*** Opening of Materials provided ***
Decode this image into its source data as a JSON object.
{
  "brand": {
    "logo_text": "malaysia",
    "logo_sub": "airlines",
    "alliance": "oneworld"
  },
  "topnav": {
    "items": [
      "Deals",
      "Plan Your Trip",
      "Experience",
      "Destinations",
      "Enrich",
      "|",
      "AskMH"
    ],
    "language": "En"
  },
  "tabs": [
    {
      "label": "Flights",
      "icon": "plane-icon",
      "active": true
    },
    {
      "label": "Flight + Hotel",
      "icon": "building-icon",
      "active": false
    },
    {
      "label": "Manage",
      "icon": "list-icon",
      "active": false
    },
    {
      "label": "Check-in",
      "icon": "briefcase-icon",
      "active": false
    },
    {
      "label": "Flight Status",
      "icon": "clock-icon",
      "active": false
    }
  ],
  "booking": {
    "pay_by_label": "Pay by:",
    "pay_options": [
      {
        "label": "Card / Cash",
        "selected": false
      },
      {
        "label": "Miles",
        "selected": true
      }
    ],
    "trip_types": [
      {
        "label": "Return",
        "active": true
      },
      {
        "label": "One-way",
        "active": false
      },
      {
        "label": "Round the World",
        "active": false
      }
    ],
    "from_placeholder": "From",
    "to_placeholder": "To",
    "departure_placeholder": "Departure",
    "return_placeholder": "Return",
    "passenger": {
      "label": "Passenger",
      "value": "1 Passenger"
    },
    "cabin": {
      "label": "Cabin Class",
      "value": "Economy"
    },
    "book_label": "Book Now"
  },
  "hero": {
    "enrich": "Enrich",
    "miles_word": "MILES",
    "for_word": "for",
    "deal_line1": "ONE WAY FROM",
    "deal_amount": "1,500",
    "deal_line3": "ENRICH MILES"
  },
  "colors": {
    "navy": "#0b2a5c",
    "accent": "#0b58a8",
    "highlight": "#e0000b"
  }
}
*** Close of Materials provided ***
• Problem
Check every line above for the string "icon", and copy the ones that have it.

• Response to the exercise
      "icon": "plane-icon",
      "icon": "building-icon",
      "icon": "list-icon",
      "icon": "briefcase-icon",
      "icon": "clock-icon",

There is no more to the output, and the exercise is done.